Postgraduate Modules: POL6160 - Research Methods in Politics

Module Code

POL 6160

Module Title

Research Methods in Politics

Level:

Level 4

Semester:

1

Credits

15 credits

Taught by:

TBC

Module Description:


This aim of this module is to introduce MA students to research design and research methods in political research and to provide the skills to develop a research outline proposal for the MA thesis. We will also consider the application and selection of appropriate qualitative and quantitative methods in political research. The seminars will require engaged class participation and involve group presentations on the week’s recommended readings as well as individual presentations of MA thesis research proposals in the last two seminars. All students are required to do each week’s recommended readings and to be prepared to discuss these in class.

Students are strongly encouraged to attend the Governance and Participation Research Workshops as these will provide practical illustrations of many of the issues covered in the course and will aid with Assignments 1 and 2.

Module Aims:


By the end of the module, students should be able to demonstrate:

  • An understanding of how to structure an MA thesis / research outline
  • The ability to critique the key arguments, research design and methodologies applied in a published journal article
  • A grasp of the fundamental issues involved in designing research and preparing an outline of one’s proposed research project
  • The ability to formulate an original research question based on a review of previous scholarly research work and to devise an appropriate research plan / design to study it
  • An appreciation of the utility and relative strengths and demerits of various qualitative, quantitative and mixed methods in political research

This module also equips students with a range of important transferrable skills, which are vital in terms of employability, including working independently as well as part of a team; managing a varied workload; assimilating and synthesising multiple theoretical ideas; constructing coherent, independent and critical arguments.

Module Schedule:


Week
Topic
8 Introduction to the Logic of Social Inquiry (5 November)
9 Issues of Measurement (12 November)
10 Sampling/Case Selection and Case Studies (19 November)
11 Survey Research (26 November)
12 MA Research Outline Presentations (3 & 10 December)
13 MA Research Outline Presentations (3 & 10 December)

Teaching Methods:


  • 6 * 2 hour lectures

Assessment:


  • Assignment 1 - 40% of mark
  • Assignment 2 - 60% of mark

Resources Available:
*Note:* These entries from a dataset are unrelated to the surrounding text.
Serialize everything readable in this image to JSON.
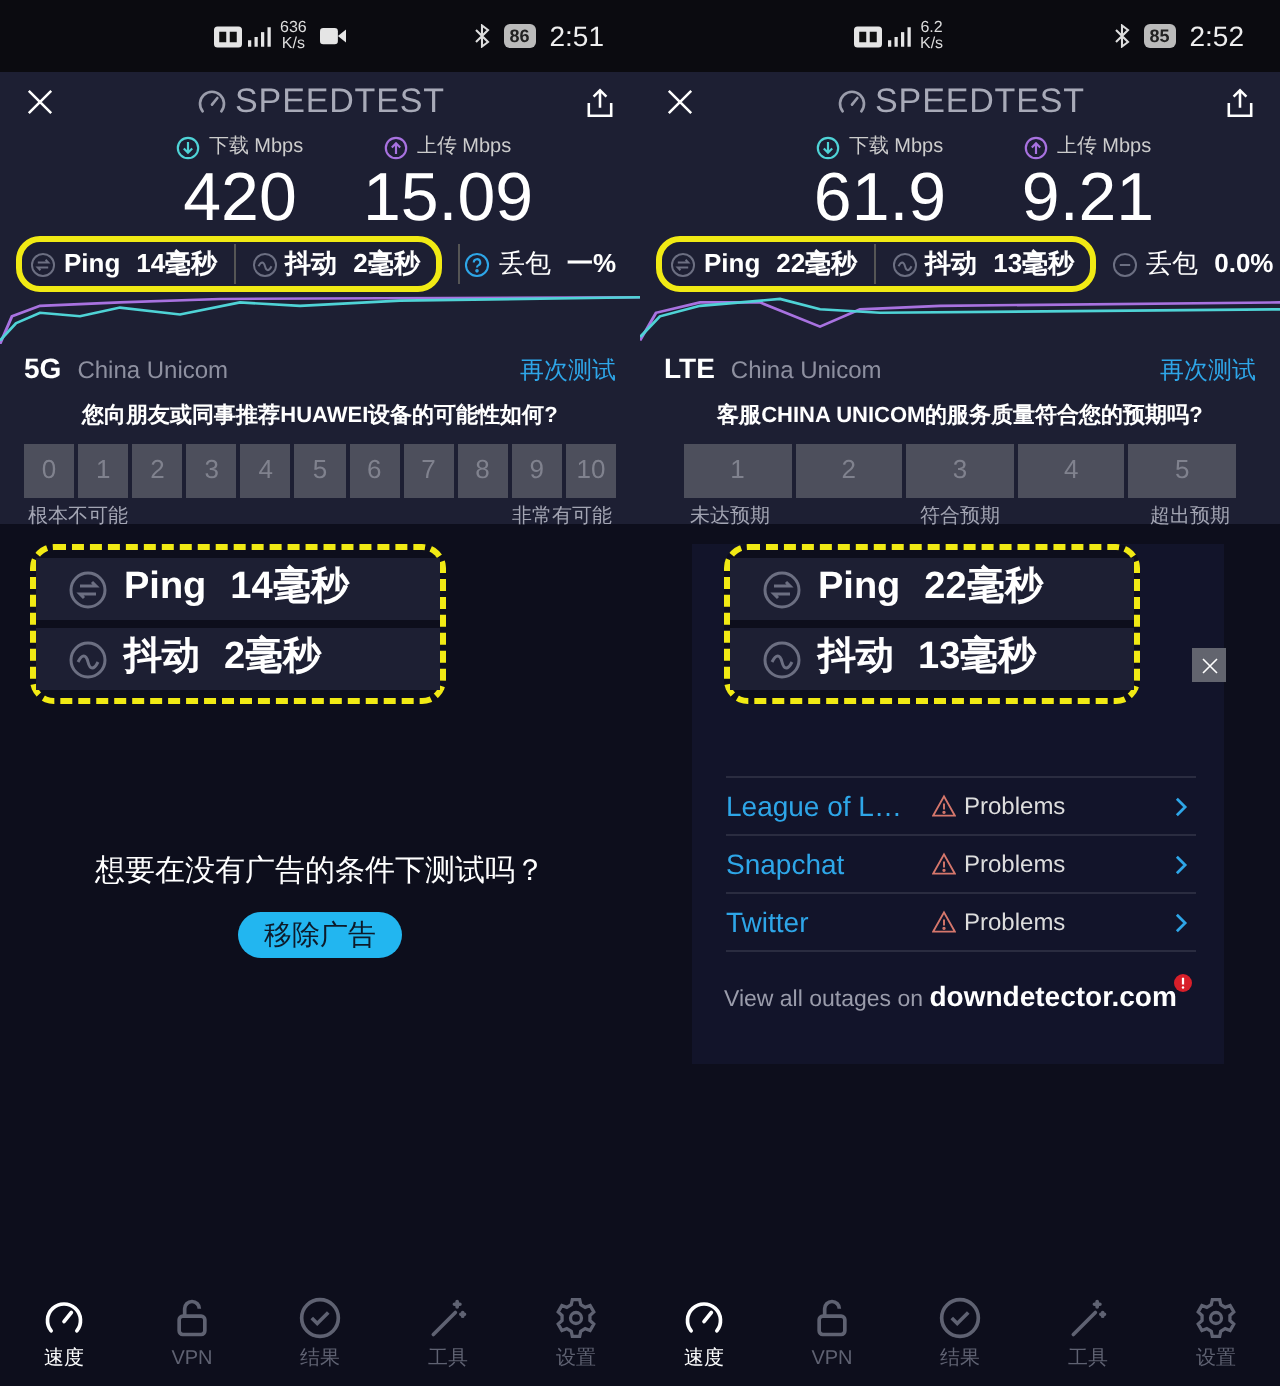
{
  "panels": [
    {
      "status_bar": {
        "speed": "636",
        "speed_unit": "K/s",
        "recording": true,
        "battery": "86",
        "time": "2:51"
      },
      "title": "SPEEDTEST",
      "download": {
        "label": "下载 Mbps",
        "value": "420"
      },
      "upload": {
        "label": "上传 Mbps",
        "value": "15.09"
      },
      "ping": {
        "label": "Ping",
        "value": "14毫秒"
      },
      "jitter": {
        "label": "抖动",
        "value": "2毫秒"
      },
      "packet_loss": {
        "kind": "help",
        "label": "丢包",
        "value": "一%"
      },
      "network": {
        "type": "5G",
        "carrier": "China Unicom"
      },
      "retest": "再次测试",
      "survey": {
        "question": "您向朋友或同事推荐HUAWEI设备的可能性如何?",
        "options": [
          "0",
          "1",
          "2",
          "3",
          "4",
          "5",
          "6",
          "7",
          "8",
          "9",
          "10"
        ],
        "scale_labels": [
          "根本不可能",
          "非常有可能"
        ]
      },
      "callout": {
        "ping": {
          "label": "Ping",
          "value": "14毫秒"
        },
        "jitter": {
          "label": "抖动",
          "value": "2毫秒"
        }
      },
      "promo": {
        "kind": "ad",
        "question": "想要在没有广告的条件下测试吗？",
        "button": "移除广告"
      },
      "nav": [
        {
          "kind": "gauge",
          "label": "速度",
          "selected": true
        },
        {
          "kind": "lock",
          "label": "VPN",
          "selected": false
        },
        {
          "kind": "check",
          "label": "结果",
          "selected": false
        },
        {
          "kind": "wand",
          "label": "工具",
          "selected": false
        },
        {
          "kind": "gear",
          "label": "设置",
          "selected": false
        }
      ]
    },
    {
      "status_bar": {
        "speed": "6.2",
        "speed_unit": "K/s",
        "recording": false,
        "battery": "85",
        "time": "2:52"
      },
      "title": "SPEEDTEST",
      "download": {
        "label": "下载 Mbps",
        "value": "61.9"
      },
      "upload": {
        "label": "上传 Mbps",
        "value": "9.21"
      },
      "ping": {
        "label": "Ping",
        "value": "22毫秒"
      },
      "jitter": {
        "label": "抖动",
        "value": "13毫秒"
      },
      "packet_loss": {
        "kind": "dash",
        "label": "丢包",
        "value": "0.0%"
      },
      "network": {
        "type": "LTE",
        "carrier": "China Unicom"
      },
      "retest": "再次测试",
      "survey": {
        "question": "客服CHINA UNICOM的服务质量符合您的预期吗?",
        "options": [
          "1",
          "2",
          "3",
          "4",
          "5"
        ],
        "scale_labels": [
          "未达预期",
          "符合预期",
          "超出预期"
        ]
      },
      "callout": {
        "ping": {
          "label": "Ping",
          "value": "22毫秒"
        },
        "jitter": {
          "label": "抖动",
          "value": "13毫秒"
        }
      },
      "promo": {
        "kind": "outages",
        "rows": [
          {
            "service": "League of L…",
            "status": "Problems"
          },
          {
            "service": "Snapchat",
            "status": "Problems"
          },
          {
            "service": "Twitter",
            "status": "Problems"
          }
        ],
        "footer": "View all outages on **downdetector.com**"
      },
      "nav": [
        {
          "kind": "gauge",
          "label": "速度",
          "selected": true
        },
        {
          "kind": "lock",
          "label": "VPN",
          "selected": false
        },
        {
          "kind": "check",
          "label": "结果",
          "selected": false
        },
        {
          "kind": "wand",
          "label": "工具",
          "selected": false
        },
        {
          "kind": "gear",
          "label": "设置",
          "selected": false
        }
      ]
    }
  ]
}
  • Individual feedback and guidance sessions with module tutors.
  • Detailed module outline with weekly reading list (most readings are journals articles or digitised pdf book sectionis directly available from the MOLE2 site.
  • Dedicated module site on MOLE2.
  • Extensive library materials, including a wide variety of electronic and digitised resources.

Indicative Reading:


Almond, Gabriel A. and Stephen J. Genco (1977) “Clouds, Clocks, and the Study of Politics.” World Politics, 29: 489-522.

Becker, Howard (2008) Writing for Social Scientists Chicago: University of Chicago Press

Converse, Philip E. (1986) “Generalization and the Social Psychology of 'Other Worlds'.” In Metatheory in Social Science, eds. Donald W. Fiske and Richard A Shweder. Chicago: University of Chicago Press , pp. 42-60.

King, Garey, Keohane, Robert and Sidney Verba (1994) Designing Social Inquiry. Princeton: Princeton University Press

Ragin, Charles (1992) The Comparative Method: Moving Beyond Qualitative and Quantitative Strategies. University of California Press

Schmitter, Phillipe C (2009) “The Nature and Future of Comparative Politics.” European Political Science Review, 1: 33-61.